There is more than meets the eye when it comes to being a speaker. For example, did you know that they make an average of $22.88 an hour? That's $47,581 a year!
Between 2018 and 2028, the career is expected to grow 6% and produce 17,300 job opportunities across the U.S.
There are certain skills that many speakers have in order to accomplish their responsibilities. By taking a look through resumes, we were able to narrow down the most common skills for a person in this position. We discovered that a lot of resumes listed organizational skills, problem-solving skills and speaking skills.
When it comes to the most important skills required to be a speaker, we found that a lot of resumes listed 19.8% of speakers included powerpoint, while 17.4% of resumes included topics, and 15.9% of resumes included real estate. Hard skills like these are helpful to have when it comes to performing essential job responsibilities.
When it comes to searching for a job, many search for a key term or phrase.

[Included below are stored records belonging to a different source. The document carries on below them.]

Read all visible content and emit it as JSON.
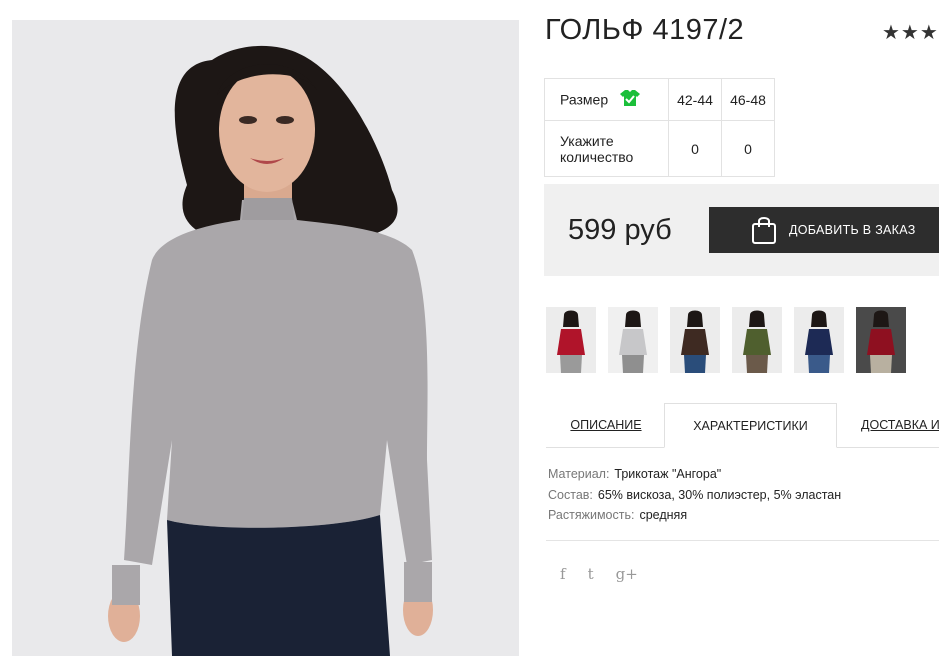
{
  "product": {
    "title": "ГОЛЬФ 4197/2",
    "rating_stars": "★★★",
    "rating": 3
  },
  "size_table": {
    "size_label": "Размер",
    "sizes": [
      "42-44",
      "46-48"
    ],
    "quantity_label": "Укажите количество",
    "quantities": [
      "0",
      "0"
    ]
  },
  "purchase": {
    "price": "599 руб",
    "add_button_label": "ДОБАВИТЬ В ЗАКАЗ"
  },
  "thumbnails": [
    {
      "top": "#b0142a",
      "bottom": "#9a9a9a",
      "bg": "#ececec"
    },
    {
      "top": "#c7c7c9",
      "bottom": "#8f8f8f",
      "bg": "#f0f0f0"
    },
    {
      "top": "#3e2a22",
      "bottom": "#2a4d7a",
      "bg": "#ececec"
    },
    {
      "top": "#4f5f2e",
      "bottom": "#6b5a4a",
      "bg": "#ececec"
    },
    {
      "top": "#1d2a55",
      "bottom": "#3a5a8a",
      "bg": "#ececec"
    },
    {
      "top": "#8e1020",
      "bottom": "#b8b0a0",
      "bg": "#4a4a4a"
    }
  ],
  "tabs": [
    {
      "label": "ОПИСАНИЕ",
      "active": false
    },
    {
      "label": "ХАРАКТЕРИСТИКИ",
      "active": true
    },
    {
      "label": "ДОСТАВКА И",
      "active": false
    }
  ],
  "specs": [
    {
      "key": "Материал:",
      "value": "Трикотаж \"Ангора\""
    },
    {
      "key": "Состав:",
      "value": "65% вискоза, 30% полиэстер, 5% эластан"
    },
    {
      "key": "Растяжимость:",
      "value": "средняя"
    }
  ],
  "social": [
    {
      "icon": "facebook-icon",
      "glyph": "f"
    },
    {
      "icon": "twitter-icon",
      "glyph": "t"
    },
    {
      "icon": "google-plus-icon",
      "glyph": "g+"
    }
  ]
}
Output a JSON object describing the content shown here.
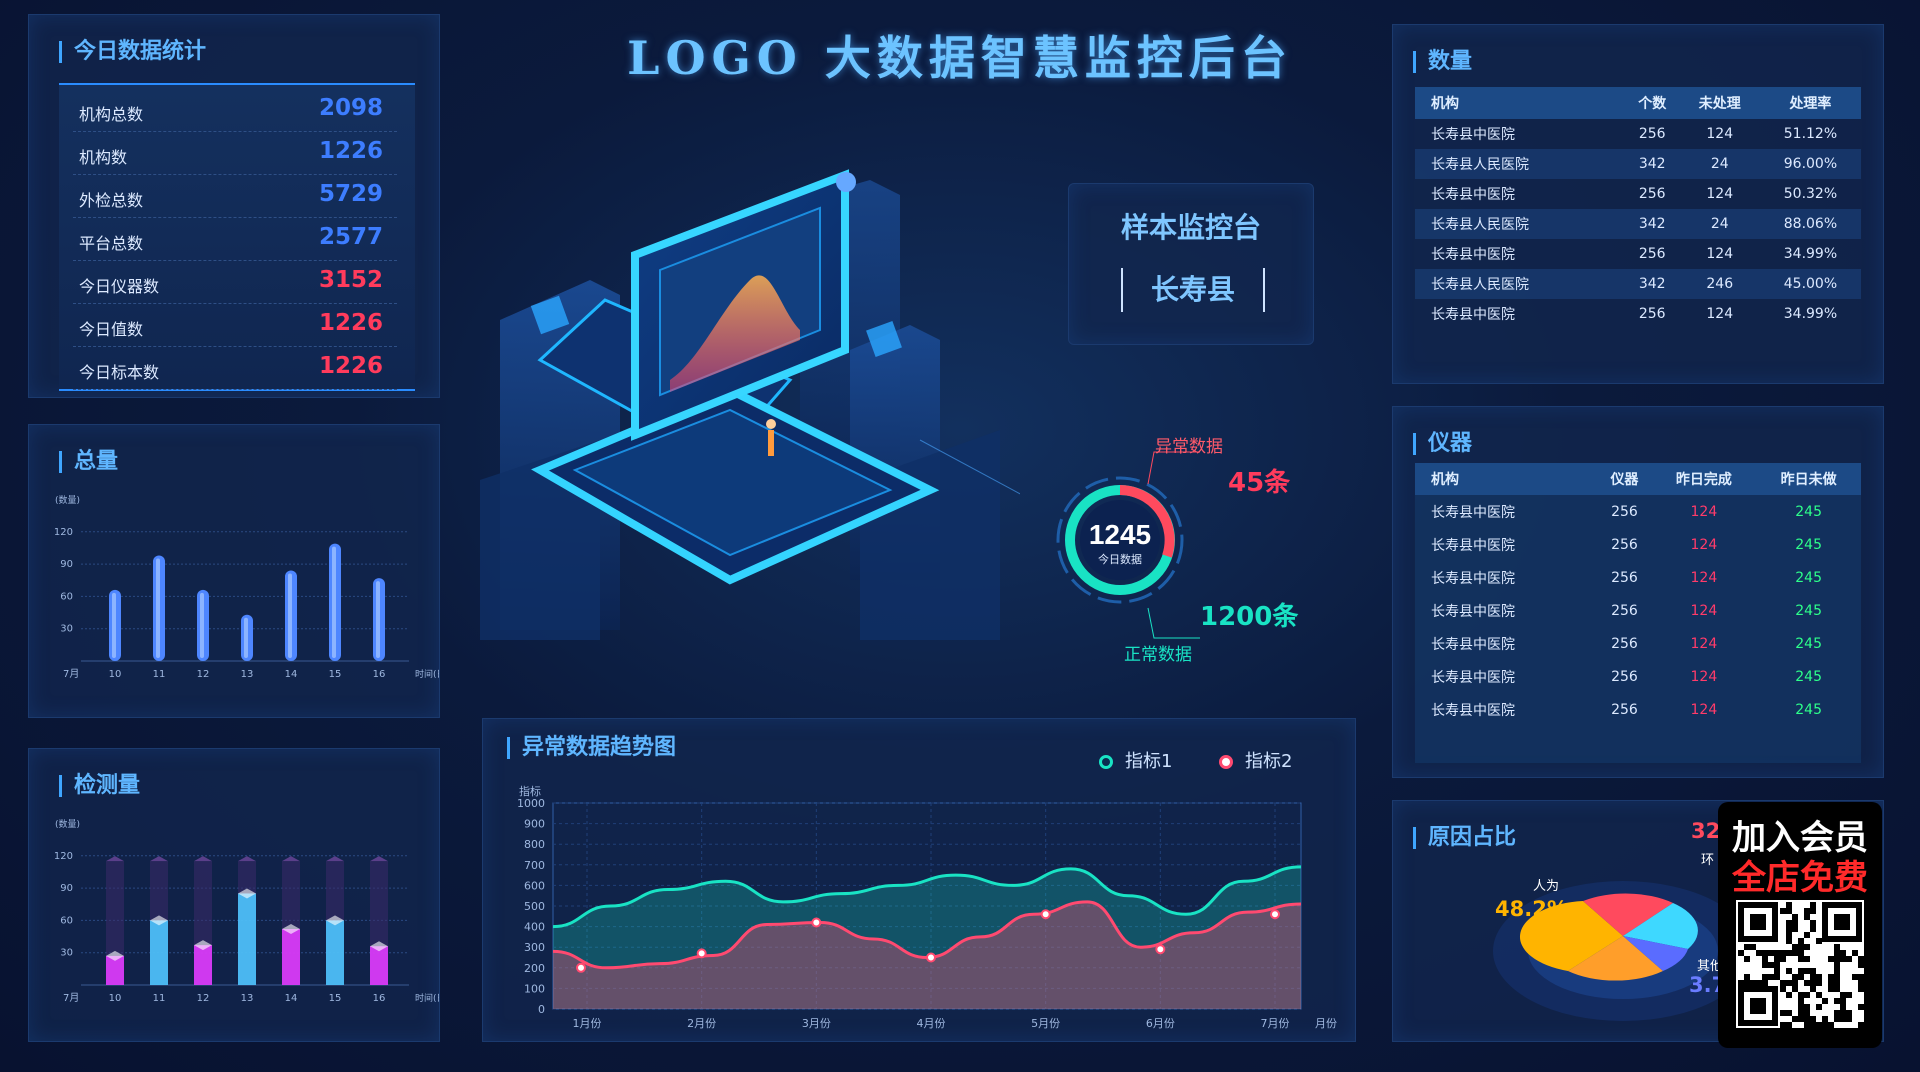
{
  "header": {
    "title": "LOGO 大数据智慧监控后台"
  },
  "stats": {
    "title": "今日数据统计",
    "rows": [
      {
        "label": "机构总数",
        "value": "2098",
        "color": "#3d7dff"
      },
      {
        "label": "机构数",
        "value": "1226",
        "color": "#3d7dff"
      },
      {
        "label": "外检总数",
        "value": "5729",
        "color": "#3d7dff"
      },
      {
        "label": "平台总数",
        "value": "2577",
        "color": "#3d7dff"
      },
      {
        "label": "今日仪器数",
        "value": "3152",
        "color": "#ff3b5c"
      },
      {
        "label": "今日值数",
        "value": "1226",
        "color": "#ff3b5c"
      },
      {
        "label": "今日标本数",
        "value": "1226",
        "color": "#ff3b5c"
      }
    ]
  },
  "total": {
    "title": "总量",
    "unit": "(数量)",
    "xunit": "时间(日)",
    "month": "7月",
    "chart_data": {
      "type": "bar",
      "categories": [
        "10",
        "11",
        "12",
        "13",
        "14",
        "15",
        "16"
      ],
      "values": [
        66,
        98,
        66,
        43,
        84,
        109,
        77
      ],
      "ylim": [
        0,
        130
      ],
      "yticks": [
        30,
        60,
        90,
        120
      ]
    }
  },
  "detect": {
    "title": "检测量",
    "unit": "(数量)",
    "xunit": "时间(日)",
    "month": "7月",
    "chart_data": {
      "type": "bar",
      "categories": [
        "10",
        "11",
        "12",
        "13",
        "14",
        "15",
        "16"
      ],
      "values": [
        27,
        60,
        37,
        85,
        52,
        60,
        36
      ],
      "max": [
        115,
        115,
        115,
        115,
        115,
        115,
        115
      ],
      "ylim": [
        0,
        130
      ],
      "yticks": [
        30,
        60,
        90,
        120
      ]
    }
  },
  "monitor": {
    "title": "样本监控台",
    "county": "长寿县",
    "ring": {
      "total": "1245",
      "total_label": "今日数据",
      "abnormal_label": "异常数据",
      "abnormal_value": "45条",
      "normal_label": "正常数据",
      "normal_value": "1200条",
      "abnormal_color": "#ff4a5e",
      "normal_color": "#19e3c4"
    }
  },
  "trend": {
    "title": "异常数据趋势图",
    "ylabel": "指标",
    "xunit": "月份",
    "legend": [
      {
        "name": "指标1",
        "color": "#19e3c4"
      },
      {
        "name": "指标2",
        "color": "#ff4a70"
      }
    ],
    "chart_data": {
      "type": "area",
      "x": [
        "1月份",
        "2月份",
        "3月份",
        "4月份",
        "5月份",
        "6月份",
        "7月份"
      ],
      "yticks": [
        0,
        100,
        200,
        300,
        400,
        500,
        600,
        700,
        800,
        900,
        1000
      ],
      "ylim": [
        0,
        1000
      ],
      "series": [
        {
          "name": "指标1",
          "values": [
            400,
            500,
            580,
            620,
            520,
            560,
            600,
            650,
            600,
            680,
            550,
            460,
            620,
            690
          ]
        },
        {
          "name": "指标2",
          "values": [
            280,
            200,
            220,
            260,
            410,
            420,
            340,
            250,
            350,
            460,
            520,
            300,
            370,
            470,
            510
          ]
        }
      ],
      "markers2": [
        200,
        270,
        420,
        250,
        460,
        290,
        460
      ]
    }
  },
  "count": {
    "title": "数量",
    "headers": [
      "机构",
      "个数",
      "未处理",
      "处理率"
    ],
    "rows": [
      [
        "长寿县中医院",
        "256",
        "124",
        "51.12%"
      ],
      [
        "长寿县人民医院",
        "342",
        "24",
        "96.00%"
      ],
      [
        "长寿县中医院",
        "256",
        "124",
        "50.32%"
      ],
      [
        "长寿县人民医院",
        "342",
        "24",
        "88.06%"
      ],
      [
        "长寿县中医院",
        "256",
        "124",
        "34.99%"
      ],
      [
        "长寿县人民医院",
        "342",
        "246",
        "45.00%"
      ],
      [
        "长寿县中医院",
        "256",
        "124",
        "34.99%"
      ]
    ]
  },
  "instrument": {
    "title": "仪器",
    "headers": [
      "机构",
      "仪器",
      "昨日完成",
      "昨日未做"
    ],
    "rows": [
      [
        "长寿县中医院",
        "256",
        "124",
        "245"
      ],
      [
        "长寿县中医院",
        "256",
        "124",
        "245"
      ],
      [
        "长寿县中医院",
        "256",
        "124",
        "245"
      ],
      [
        "长寿县中医院",
        "256",
        "124",
        "245"
      ],
      [
        "长寿县中医院",
        "256",
        "124",
        "245"
      ],
      [
        "长寿县中医院",
        "256",
        "124",
        "245"
      ],
      [
        "长寿县中医院",
        "256",
        "124",
        "245"
      ]
    ],
    "done_color": "#ff3b6a",
    "todo_color": "#2dff8a"
  },
  "reason": {
    "title": "原因占比",
    "labels": {
      "human": "人为",
      "human_pct": "48.2%",
      "env": "环",
      "env_pct": "32.",
      "other": "其他",
      "other_pct": "3.7"
    }
  },
  "promo": {
    "line1": "加入会员",
    "line2": "全店免费"
  }
}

Instead, it might be more helpful to search by industry, as you might be missing jobs that you never thought about in industries that you didn't even think offered positions related to the speaker job title. But what industry to start with? Most speakers actually find jobs in the education and pharmaceutical industries.
If you're interested in becoming a speaker, one of the first things to consider is how much education you need. We've determined that 58.6% of speakers have a bachelor's degree. In terms of higher education levels, we found that 15.8% of speakers have master's degrees. Even though most speakers have a college degree, it's possible to become one with only a high school degree or GED.

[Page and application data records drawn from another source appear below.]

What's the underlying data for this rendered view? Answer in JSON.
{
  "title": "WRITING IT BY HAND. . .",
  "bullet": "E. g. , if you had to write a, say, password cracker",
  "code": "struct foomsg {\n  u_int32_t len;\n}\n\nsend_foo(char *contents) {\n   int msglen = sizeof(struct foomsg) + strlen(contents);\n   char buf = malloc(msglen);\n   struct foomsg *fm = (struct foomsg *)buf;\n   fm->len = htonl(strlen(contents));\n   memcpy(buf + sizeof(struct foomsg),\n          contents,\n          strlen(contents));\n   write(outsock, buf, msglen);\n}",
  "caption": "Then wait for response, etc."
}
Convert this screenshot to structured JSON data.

Choosing the right major is always an important step when researching how to become a speaker. When we researched the most common majors for a speaker, we found that they most commonly earn bachelor's degree degrees or master's degree degrees. Other degrees that we often see on speaker resumes include associate degree degrees or doctoral degree degrees.
You may find that experience in other jobs will help you become a speaker. In fact, many speaker jobs require experience in a role such as internship. Meanwhile, many speakers also have previous career experience in roles such as volunteer or teacher.
Tell us your goals and we'll match you with the right jobs to get there.
As you move along in your career, you may start taking on more responsibilities or notice that you've taken on a leadership role. Using our career map, a speaker can determine their career goals through the career progression. For example, they could start out with a role such as teacher, progress to a title such as consultant and then eventually end up with the title marketing director.
Tell us your goals and we'll match you with the rights job to get there.
|Job TitleCompany||Company||Start Date||Salary|
Use Zippia's Salary Calculator to see how your pay matches up.
Designing and figuring out what to include on your resume can be tough, not to mention time-consuming. That's why we put together a guide that is designed to help you craft the perfect resume for becoming a Speaker. If you're needing extra inspiration, take a look through our selection of templates that are specific to your job.
Learn How To Write a Speaker Resume
At Zippia, we went through countless Speaker resumes and compiled some information about how best to optimize them. Here are some suggestions based on what we found, divided by the individual sections of the resume itself.View Detailed Information
Hispanic or Latino
Black or African American
Stanford, CA • Private
Los Angeles, CA • Private
Philadelphia, PA • Private
University Park, PA • Public
Villanova, PA • Private
Houston, TX • Public
San Diego, CA • Public
Evanston, IL • Private
Minneapolis, MN • Public
Milwaukee, WI • Private
Public Speaking: Learn how to position yourself as a professional speaker and market yourself...
You can quickly go from a competent speaker to a fantastic, memorable speaker who communicates effectively in any forum...
World-class public speaking and facilitating: Learn presentations skills, engage your audience, and develop confidence...
The skills section on your resume can be almost as important as the experience section, so you want it to be an accurate portrayal of what you can do. Luckily, we've found all of the skills you'll need so even if you don't have these skills yet, you know what you need to work on. Out of all the resumes we looked through, 19.8% of speakers listed powerpoint on their resume, but soft skills such as organizational skills and problem-solving skills are important as well.
Some places are better than others when it comes to starting a career as a speaker. The best states for people in this position are Connecticut, New Hampshire, New Jersey, and Washington. Speakers make the most in Connecticut with an average salary of $67,096. Whereas in New Hampshire and New Jersey, they would average $61,035 and $57,663, respectively. While speakers would only make an average of $56,501 in Washington, you would still make more there than in the rest of the country. We determined these as the best states based on job availability and pay. By finding the median salary, cost of living, and using the Bureau of Labor Statistics' Location Quotient, we narrowed down our list of states to these four.